Read about event More on this topic

Past Event

Past Event

Spitzenkandidaten series: Manfred Weber

The fifth event in the The Road to Europe - Brussels Briefing Live: Spitzenkandidaten series. The series features the lead candidates for the European Elections of six parties and is jointly organised by Bruegel and the Financial Times in March and April 2019.

Speakers: Anne-Sylvaine Chassany, Manfred Weber and Guntram B. Wolff Topic: European Macroeconomics & Governance Location: Bruegel, Rue de la Charité 33, 1210 Brussels Date: April 9, 2019
Read article Download PDF More on this topic More by this author

Working Paper

Europe in the midst of China-US strategic competition: What are the European Union's options?

With the trade conflict between the United States and China bringing China-US strategic competition into the open, the European Union faces an urgent question: how to position itself in the competition.

By: Alicia García-Herrero Topic: Global Economics & Governance Date: April 8, 2019
Read article More on this topic More by this author

Opinion
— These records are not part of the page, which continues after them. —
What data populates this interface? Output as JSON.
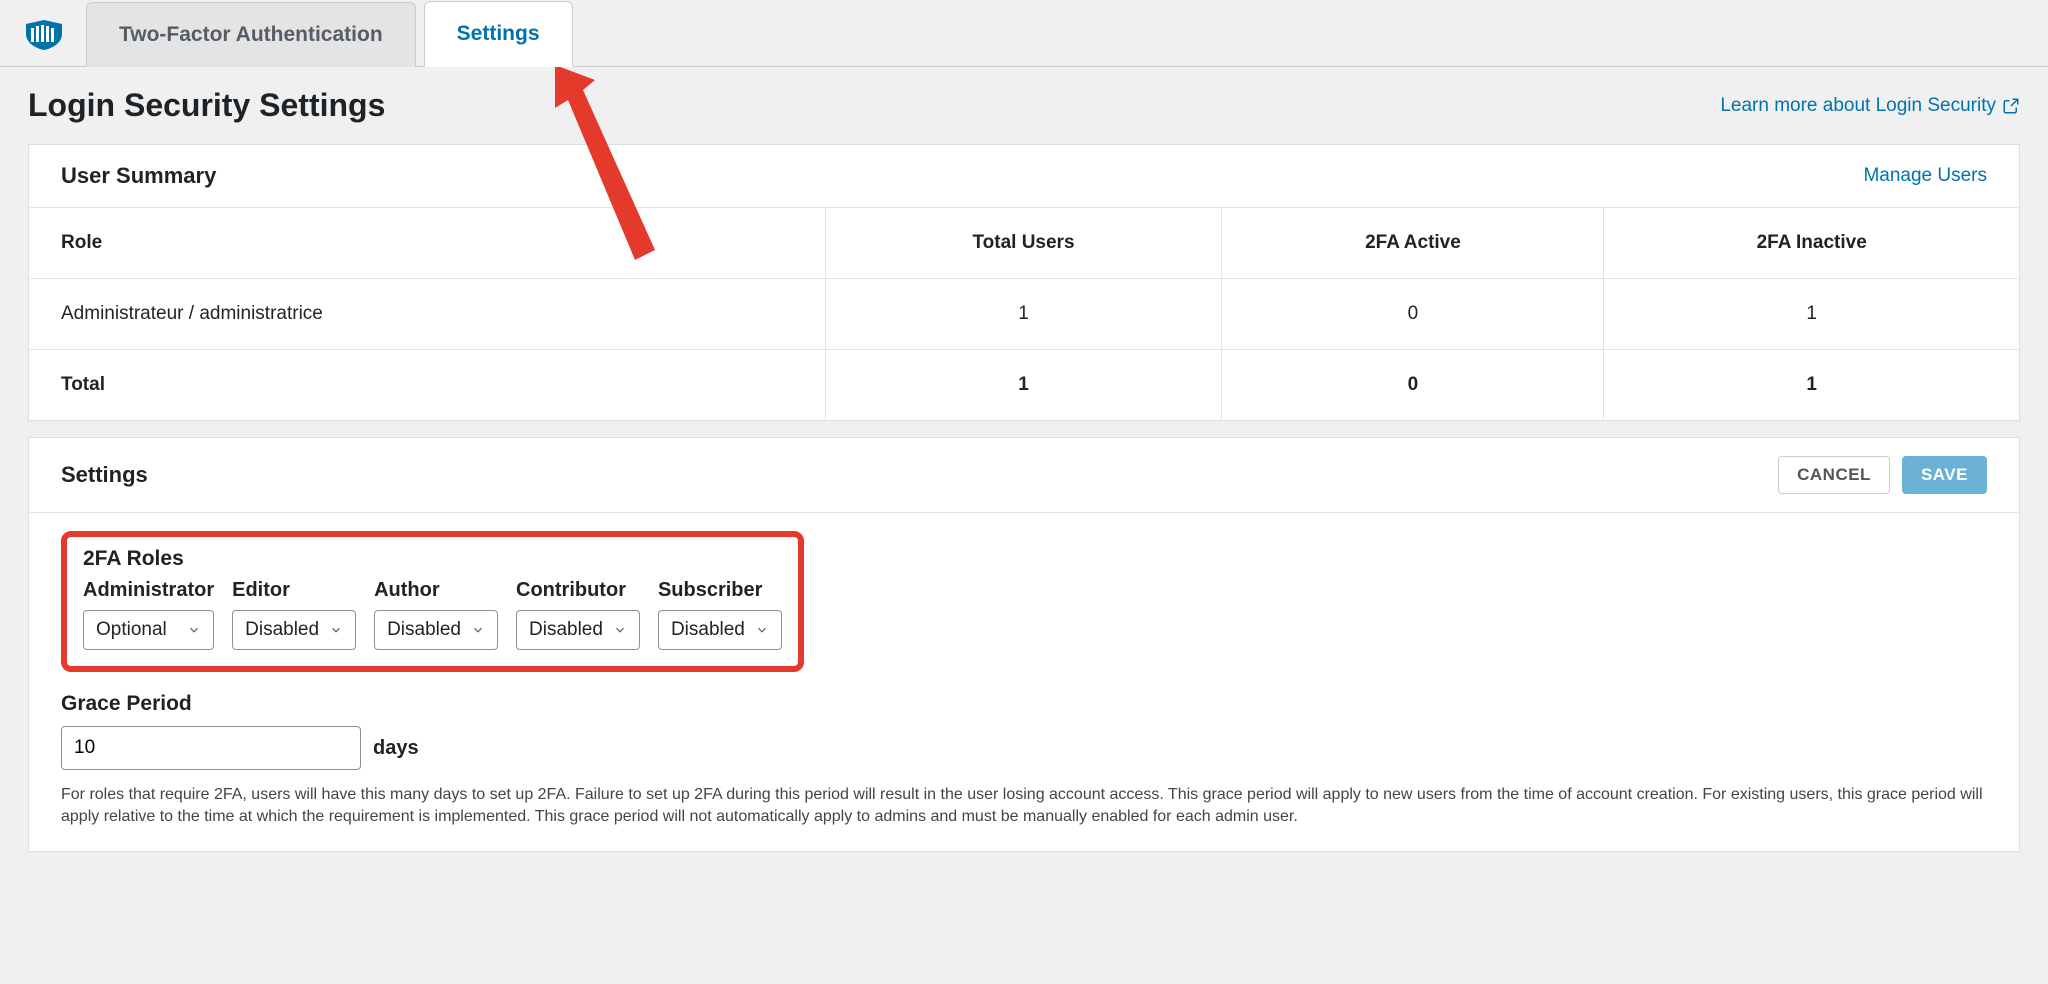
{
  "tabs": {
    "tfa": "Two-Factor Authentication",
    "settings": "Settings"
  },
  "page_title": "Login Security Settings",
  "learn_more": "Learn more about Login Security",
  "user_summary": {
    "title": "User Summary",
    "manage": "Manage Users",
    "headers": {
      "role": "Role",
      "total": "Total Users",
      "active": "2FA Active",
      "inactive": "2FA Inactive"
    },
    "rows": [
      {
        "role": "Administrateur / administratrice",
        "total": "1",
        "active": "0",
        "inactive": "1"
      }
    ],
    "total_row": {
      "label": "Total",
      "total": "1",
      "active": "0",
      "inactive": "1"
    }
  },
  "settings_panel": {
    "title": "Settings",
    "cancel": "CANCEL",
    "save": "SAVE",
    "roles_title": "2FA Roles",
    "roles": {
      "admin_label": "Administrator",
      "admin_value": "Optional",
      "editor_label": "Editor",
      "editor_value": "Disabled",
      "author_label": "Author",
      "author_value": "Disabled",
      "contributor_label": "Contributor",
      "contributor_value": "Disabled",
      "subscriber_label": "Subscriber",
      "subscriber_value": "Disabled"
    },
    "grace": {
      "label": "Grace Period",
      "value": "10",
      "suffix": "days",
      "desc": "For roles that require 2FA, users will have this many days to set up 2FA. Failure to set up 2FA during this period will result in the user losing account access. This grace period will apply to new users from the time of account creation. For existing users, this grace period will apply relative to the time at which the requirement is implemented. This grace period will not automatically apply to admins and must be manually enabled for each admin user."
    }
  }
}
Can the emerging economic powers govern the globe?

Can a G7 dominated by developing nations provide the impulse to global governance as did the old G7? The answer is no.

By: Uri Dadush Topic: Global Economics & Governance Date: April 4, 2019
Read about event More on this topic

Past Event

Past Event

Spitzenkandidaten series: Jan Zahradil

The fourth event in the The Road to Europe - Brussels Briefing Live: Spitzenkandidaten series. The series features the lead candidates for the European Elections of six parties and is jointly organised by Bruegel and the Financial Times in March and April 2019.

Speakers: Jim Brunsden, Maria Demertzis and Jan Zahradil Topic: European Macroeconomics & Governance Location: Bruegel, Rue de la Charité 33, 1210 Brussels Date: April 4, 2019
Read article More by this author

Opinion

Europe and the new imperialism

For decades, Europe has served as a steward of the post-war liberal order, ensuring that economic rules are enforced and that national ambitions are subordinated to shared goals within multilateral bodies. But with the United States and China increasingly mixing economics with nationalist foreign-policy agendas, Europe will have to adapt.

By: Jean Pisani-Ferry Topic: Global Economics & Governance, Innovation & Competition Policy Date: April 3, 2019
Read about event More on this topic

Past Event

Past Event

Spitzenkandidaten series: Luis Garicano

The third event in the The Road to Europe - Brussels Briefing Live: Spitzenkandidaten series. The series features the lead candidates for the European Elections of six parties and is jointly organised by Bruegel and the Financial Times in March and April 2019.

Speakers: Luis Garicano, Mehreen Khan and Guntram B. Wolff Topic: European Macroeconomics & Governance Location: Bruegel, Rue de la Charité 33, 1210 Brussels Date: April 3, 2019
Read about event More on this topic

Past Event

Past Event

Spitzenkandidaten series: Bas Eickhout

The second event in the The Road to Europe - Brussels Briefing Live: Spitzenkandidaten series. The series features the lead candidates for the European Elections of six parties and is jointly organised by Bruegel and the Financial Times in March and April 2019.

Speakers: Bas Eickhout, Guntram B. Wolff and Rochelle Toplensky Topic: European Macroeconomics & Governance Location: Bruegel, Rue de la Charité 33, 1210 Brussels Date: April 2, 2019
Read article More on this topic More by this author

Podcast

Podcast

Director's Cut: China's place in the global trading system

Bruegel director Guntram Wolff and senior fellow André Sapir discuss how potential WTO reform could better accommodate China.

By: The Sound of Economics Topic: Global Economics & Governance Date: March 28, 2019
Load more posts